As a behavioural consultant, my role isn’t simply to train horses with behavioural problems – it’s to get down to the root cause of the problem and identify the changes that need to be made to address it.
The traditional approach to dealing with unwanted behaviours is to punish those behaviours and suppress them. As we understand more about how horses learn and what motivates them, we are increasingly realising that this is neither the most effective approach to behavioural modification nor ethical. Punishing unwanted behaviour merely hides the issue – it doesn’t address the reason behind the behaviour.
There are other ways to train horses that are more effective and more humane. For instance we can use positive reinforcement to show the horse what the ‘right’ behaviour is while simultaneously creating more pleasant associations and motivations that can go some way to addressing the root cause.
What a lot of owners do not realise, however, is that training often isn’t the answer at all!
The reality is that horses rarely spend more than a handful of hours with us per week… The vast majority of your horse’s life is nothing to do with you!
This means that how your horse lives and how they spend their time when you are not there is as important as, and often far more important than, the brief periods of time you spend with them – let alone the fraction of this time you spend purposefully ‘training’ your horse!
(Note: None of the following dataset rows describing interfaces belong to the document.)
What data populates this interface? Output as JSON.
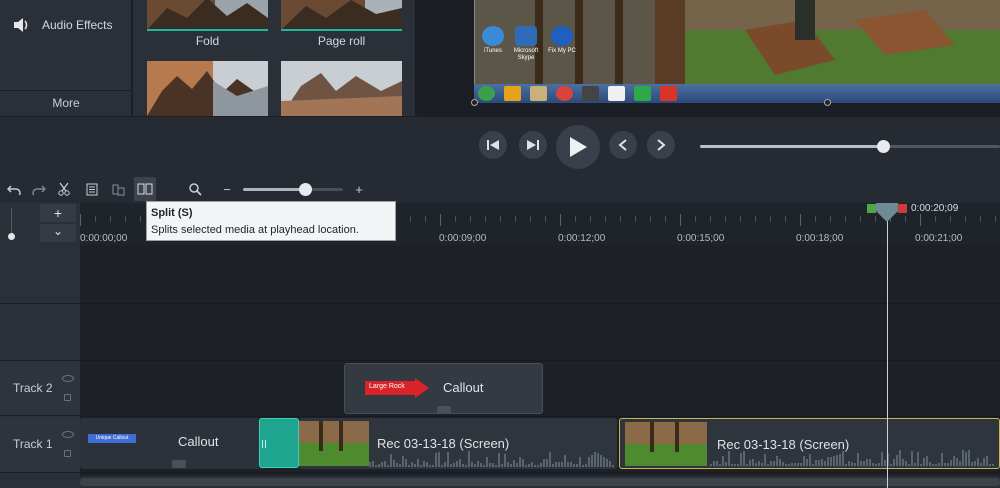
{
  "tool_panel": {
    "items": [
      {
        "label": "Audio Effects",
        "icon": "speaker-icon"
      }
    ],
    "more_label": "More"
  },
  "transitions": [
    {
      "label": "Fold"
    },
    {
      "label": "Page roll"
    },
    {
      "label": ""
    },
    {
      "label": ""
    }
  ],
  "preview": {
    "desktop_icons": [
      {
        "label": "iTunes"
      },
      {
        "label": "Microsoft Skype"
      },
      {
        "label": "Fix My PC"
      }
    ]
  },
  "playback": {
    "buttons": [
      "step-back",
      "step-forward",
      "play",
      "previous",
      "next"
    ],
    "progress": 0.61
  },
  "timeline_toolbar": {
    "tools": [
      "undo",
      "redo",
      "cut",
      "copy",
      "paste",
      "split"
    ],
    "zoom_minus": "−",
    "zoom_plus": "+",
    "zoom_level": 0.62
  },
  "track_controls": {
    "add": "+",
    "collapse": "⌄"
  },
  "ruler": {
    "labels": [
      "0:00:00;00",
      "0:00:09;00",
      "0:00:12;00",
      "0:00:15;00",
      "0:00:18;00",
      "0:00:21;00"
    ]
  },
  "playhead": {
    "time": "0:00:20;09"
  },
  "tooltip": {
    "title": "Split (S)",
    "body": "Splits selected media at playhead location."
  },
  "tracks": [
    {
      "name": "Track 2",
      "clips": [
        {
          "type": "callout",
          "title": "Callout",
          "arrow_text": "Large Rock"
        }
      ]
    },
    {
      "name": "Track 1",
      "clips": [
        {
          "type": "callout",
          "title": "Callout",
          "badge": "Unique Callout"
        },
        {
          "type": "screen",
          "title": "Rec 03-13-18 (Screen)"
        },
        {
          "type": "screen",
          "title": "Rec 03-13-18 (Screen)",
          "selected": true
        }
      ]
    }
  ],
  "colors": {
    "accent": "#1fb7a2",
    "selection": "#c7b44a",
    "callout_arrow": "#d8232a",
    "badge": "#3f6fd6"
  }
}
When seeking to modify a horse’s behaviour, it is essential to address their living arrangements first. If a horse’s physical and social requirements are not being met, they lack mental stimulation, they are regularly becoming frustrated or fearful, or are otherwise chronically stressed in your absence, their behaviour will be impacted.
Your 60 minute training session will never be a match for the other 23 hours in a horse’s day!
So next time you’re dealing with unwanted behaviour, consider what life is like for your horse when you’re not around. Is it stressful? Is it unfulfilling? Are your horse’s physical and emotional needs being met? That is the bulk of your horse’s life after all, and we all want to make our horses’ lives good ones!